◆ What you should do:
Only the number is wanted: tally the lines below that contain the word "format".

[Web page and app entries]

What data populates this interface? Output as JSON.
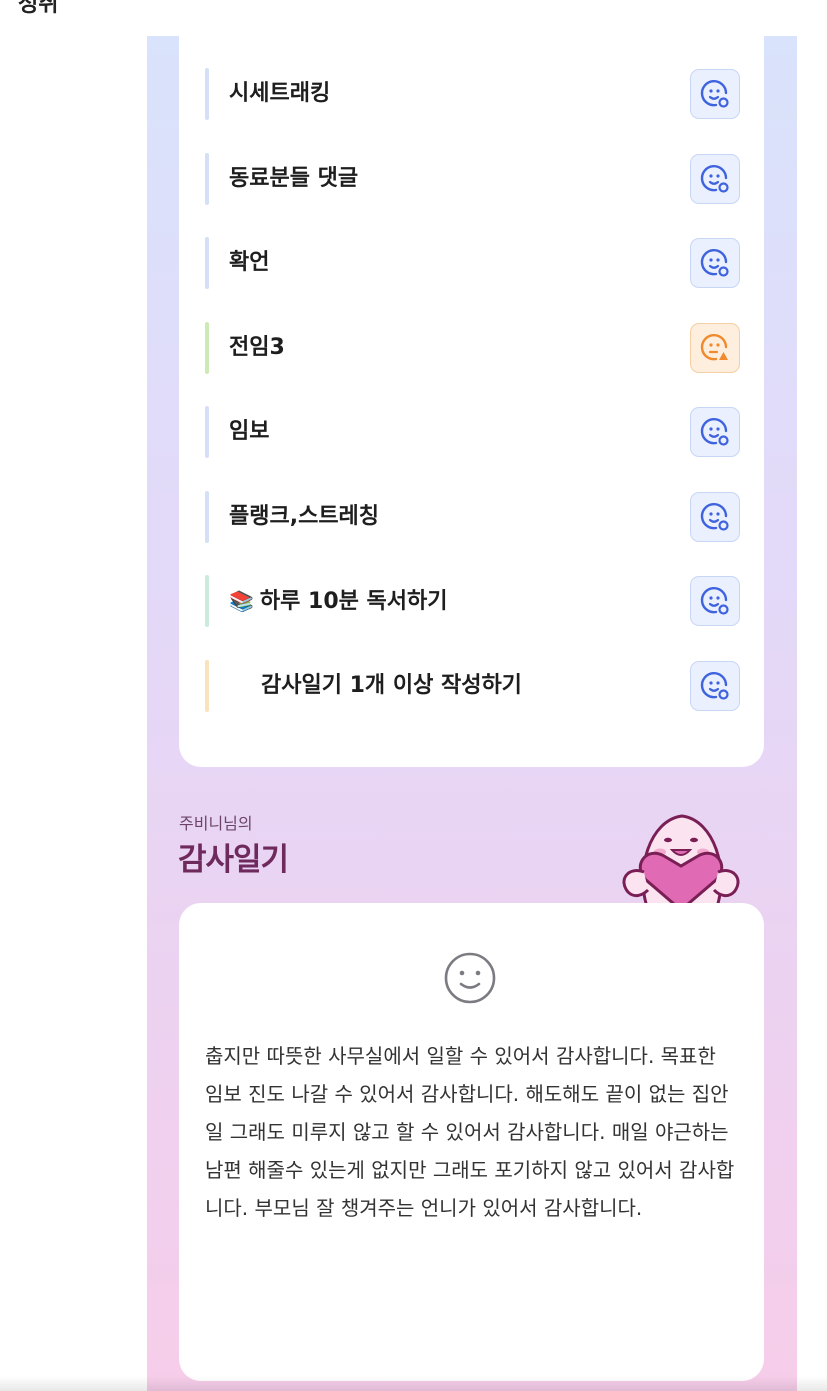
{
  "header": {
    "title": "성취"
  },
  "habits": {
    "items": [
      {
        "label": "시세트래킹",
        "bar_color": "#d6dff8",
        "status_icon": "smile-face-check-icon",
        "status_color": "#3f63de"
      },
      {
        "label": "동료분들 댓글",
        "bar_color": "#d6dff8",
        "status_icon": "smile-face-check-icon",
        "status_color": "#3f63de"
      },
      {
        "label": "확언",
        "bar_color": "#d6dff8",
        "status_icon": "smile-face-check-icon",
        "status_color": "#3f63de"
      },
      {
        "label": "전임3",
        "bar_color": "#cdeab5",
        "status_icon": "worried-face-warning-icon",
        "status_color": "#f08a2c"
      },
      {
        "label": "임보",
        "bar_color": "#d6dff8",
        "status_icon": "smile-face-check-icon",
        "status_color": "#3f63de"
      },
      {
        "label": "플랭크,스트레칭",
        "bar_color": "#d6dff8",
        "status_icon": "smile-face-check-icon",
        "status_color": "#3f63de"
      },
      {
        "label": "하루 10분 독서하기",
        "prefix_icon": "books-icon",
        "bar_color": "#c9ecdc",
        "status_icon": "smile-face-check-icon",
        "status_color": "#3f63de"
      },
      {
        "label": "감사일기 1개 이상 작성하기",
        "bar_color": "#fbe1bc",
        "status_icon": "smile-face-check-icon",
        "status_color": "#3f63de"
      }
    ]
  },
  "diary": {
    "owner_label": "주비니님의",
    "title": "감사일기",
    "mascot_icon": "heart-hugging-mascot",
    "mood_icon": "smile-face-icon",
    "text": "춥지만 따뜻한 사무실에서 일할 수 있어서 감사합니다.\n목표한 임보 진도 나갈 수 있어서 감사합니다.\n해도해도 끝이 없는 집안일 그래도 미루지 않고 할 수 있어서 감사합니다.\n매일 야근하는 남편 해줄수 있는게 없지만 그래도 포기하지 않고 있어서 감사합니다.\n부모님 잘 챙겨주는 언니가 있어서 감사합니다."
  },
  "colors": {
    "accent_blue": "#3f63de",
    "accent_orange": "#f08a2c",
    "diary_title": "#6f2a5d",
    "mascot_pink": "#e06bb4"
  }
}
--
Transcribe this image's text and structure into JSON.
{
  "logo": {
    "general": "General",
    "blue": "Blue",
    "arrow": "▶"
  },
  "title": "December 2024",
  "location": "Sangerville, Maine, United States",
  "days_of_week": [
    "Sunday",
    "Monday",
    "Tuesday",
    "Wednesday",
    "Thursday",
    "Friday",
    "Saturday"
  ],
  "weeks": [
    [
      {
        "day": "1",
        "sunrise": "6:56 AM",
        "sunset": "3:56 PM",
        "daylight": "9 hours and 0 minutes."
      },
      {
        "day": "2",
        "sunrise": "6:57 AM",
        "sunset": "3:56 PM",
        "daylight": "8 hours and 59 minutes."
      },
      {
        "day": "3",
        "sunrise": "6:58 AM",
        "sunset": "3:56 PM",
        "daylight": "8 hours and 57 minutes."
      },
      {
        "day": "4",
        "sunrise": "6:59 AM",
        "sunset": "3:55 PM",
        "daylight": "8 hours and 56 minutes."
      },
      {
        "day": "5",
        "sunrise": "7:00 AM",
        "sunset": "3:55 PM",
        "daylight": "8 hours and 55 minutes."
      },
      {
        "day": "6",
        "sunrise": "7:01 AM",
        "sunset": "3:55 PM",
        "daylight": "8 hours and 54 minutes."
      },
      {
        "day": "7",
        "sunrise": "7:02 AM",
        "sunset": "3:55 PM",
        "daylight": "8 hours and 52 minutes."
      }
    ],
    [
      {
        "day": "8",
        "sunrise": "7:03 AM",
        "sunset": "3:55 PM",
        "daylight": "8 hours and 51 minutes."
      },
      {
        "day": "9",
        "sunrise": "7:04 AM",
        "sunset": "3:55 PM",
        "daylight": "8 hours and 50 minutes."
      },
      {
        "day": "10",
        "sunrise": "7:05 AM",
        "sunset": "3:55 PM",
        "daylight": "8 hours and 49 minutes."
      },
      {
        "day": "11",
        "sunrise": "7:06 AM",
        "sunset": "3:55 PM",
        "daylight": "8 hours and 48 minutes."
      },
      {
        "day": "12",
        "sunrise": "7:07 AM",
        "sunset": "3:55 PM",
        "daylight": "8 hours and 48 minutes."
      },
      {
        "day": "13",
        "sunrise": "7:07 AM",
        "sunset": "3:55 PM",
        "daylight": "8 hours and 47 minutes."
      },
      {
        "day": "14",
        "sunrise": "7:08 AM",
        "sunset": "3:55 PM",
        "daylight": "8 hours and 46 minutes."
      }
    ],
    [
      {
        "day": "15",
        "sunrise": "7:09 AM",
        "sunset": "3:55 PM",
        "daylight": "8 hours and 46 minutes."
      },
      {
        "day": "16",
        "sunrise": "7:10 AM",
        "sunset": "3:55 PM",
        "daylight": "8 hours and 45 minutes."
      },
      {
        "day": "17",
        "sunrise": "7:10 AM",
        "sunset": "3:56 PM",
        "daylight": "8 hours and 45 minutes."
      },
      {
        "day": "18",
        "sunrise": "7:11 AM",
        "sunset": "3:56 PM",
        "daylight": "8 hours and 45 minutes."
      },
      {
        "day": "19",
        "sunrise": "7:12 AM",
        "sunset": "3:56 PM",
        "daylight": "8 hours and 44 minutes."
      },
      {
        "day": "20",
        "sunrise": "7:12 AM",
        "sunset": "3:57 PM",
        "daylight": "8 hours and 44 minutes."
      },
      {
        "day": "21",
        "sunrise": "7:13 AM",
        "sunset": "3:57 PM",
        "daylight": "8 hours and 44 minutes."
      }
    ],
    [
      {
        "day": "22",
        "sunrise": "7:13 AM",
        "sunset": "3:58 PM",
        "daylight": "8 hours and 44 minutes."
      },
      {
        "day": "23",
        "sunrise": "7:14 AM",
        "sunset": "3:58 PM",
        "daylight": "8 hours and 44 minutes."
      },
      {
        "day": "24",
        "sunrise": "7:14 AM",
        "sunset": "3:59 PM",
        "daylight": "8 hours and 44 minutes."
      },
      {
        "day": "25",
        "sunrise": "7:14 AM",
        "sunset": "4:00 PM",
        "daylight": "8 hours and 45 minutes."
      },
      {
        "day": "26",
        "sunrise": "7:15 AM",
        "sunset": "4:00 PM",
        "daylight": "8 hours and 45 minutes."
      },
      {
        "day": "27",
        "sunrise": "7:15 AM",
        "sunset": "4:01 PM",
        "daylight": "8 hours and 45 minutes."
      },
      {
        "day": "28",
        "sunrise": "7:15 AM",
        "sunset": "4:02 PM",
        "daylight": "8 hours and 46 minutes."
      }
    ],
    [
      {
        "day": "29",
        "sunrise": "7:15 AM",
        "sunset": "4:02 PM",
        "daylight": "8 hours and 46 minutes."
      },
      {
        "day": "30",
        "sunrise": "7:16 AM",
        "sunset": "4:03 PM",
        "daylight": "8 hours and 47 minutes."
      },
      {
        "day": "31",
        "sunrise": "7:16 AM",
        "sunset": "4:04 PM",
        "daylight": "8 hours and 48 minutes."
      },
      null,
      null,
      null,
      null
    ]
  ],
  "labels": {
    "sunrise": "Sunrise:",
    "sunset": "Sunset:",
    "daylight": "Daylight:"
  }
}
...
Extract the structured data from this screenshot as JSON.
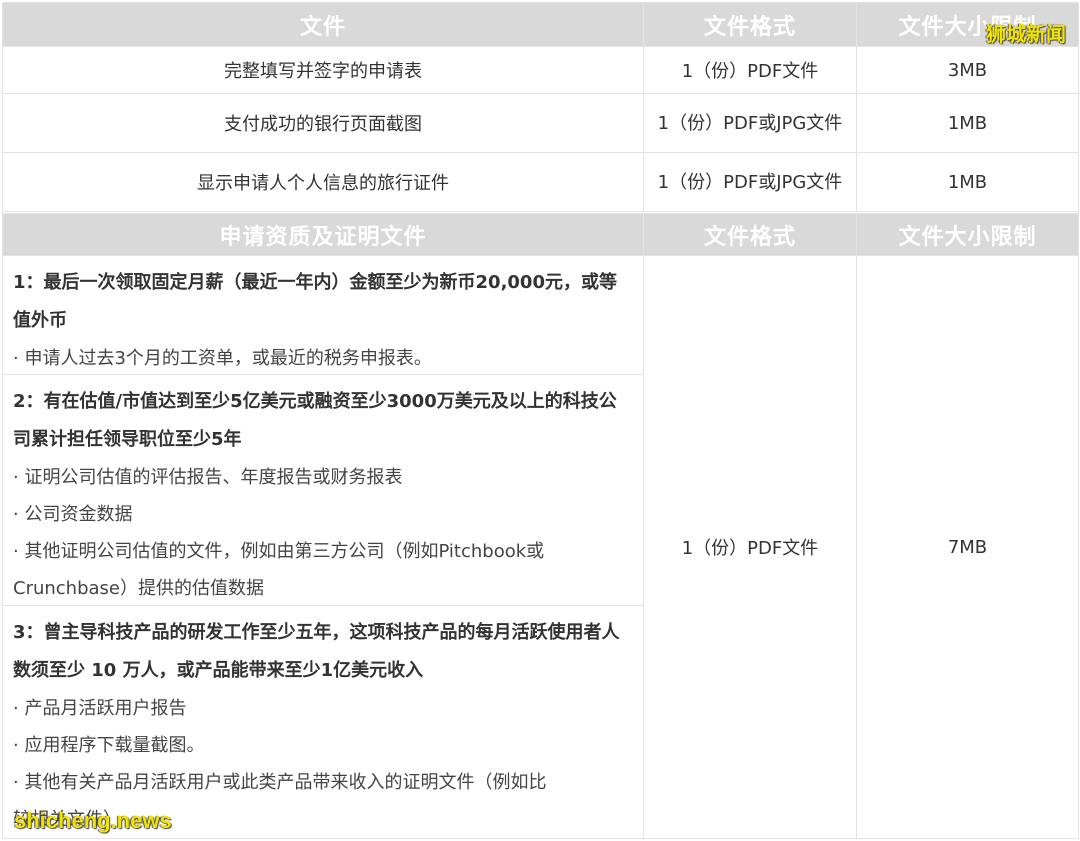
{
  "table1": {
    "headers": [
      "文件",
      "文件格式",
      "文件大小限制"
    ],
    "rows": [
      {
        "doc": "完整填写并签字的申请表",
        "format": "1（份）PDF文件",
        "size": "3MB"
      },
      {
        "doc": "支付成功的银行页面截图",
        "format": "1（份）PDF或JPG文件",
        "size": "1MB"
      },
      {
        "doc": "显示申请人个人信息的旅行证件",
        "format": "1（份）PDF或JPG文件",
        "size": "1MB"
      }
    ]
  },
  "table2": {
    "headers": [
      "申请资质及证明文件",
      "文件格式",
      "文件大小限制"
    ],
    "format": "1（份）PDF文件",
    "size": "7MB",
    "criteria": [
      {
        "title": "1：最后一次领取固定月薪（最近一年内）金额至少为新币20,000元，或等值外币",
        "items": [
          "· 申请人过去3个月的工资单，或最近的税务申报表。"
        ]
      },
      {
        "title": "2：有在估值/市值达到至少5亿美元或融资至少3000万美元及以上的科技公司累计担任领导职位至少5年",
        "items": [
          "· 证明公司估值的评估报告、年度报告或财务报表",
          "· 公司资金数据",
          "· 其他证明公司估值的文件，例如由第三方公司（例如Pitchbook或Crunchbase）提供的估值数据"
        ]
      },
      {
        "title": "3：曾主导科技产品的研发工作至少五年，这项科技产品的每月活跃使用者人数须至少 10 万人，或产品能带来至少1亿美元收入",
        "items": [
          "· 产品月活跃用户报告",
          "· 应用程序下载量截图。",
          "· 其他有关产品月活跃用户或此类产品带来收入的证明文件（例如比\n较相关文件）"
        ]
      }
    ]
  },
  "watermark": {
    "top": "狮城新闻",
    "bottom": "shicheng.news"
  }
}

◆ Solved problem:
4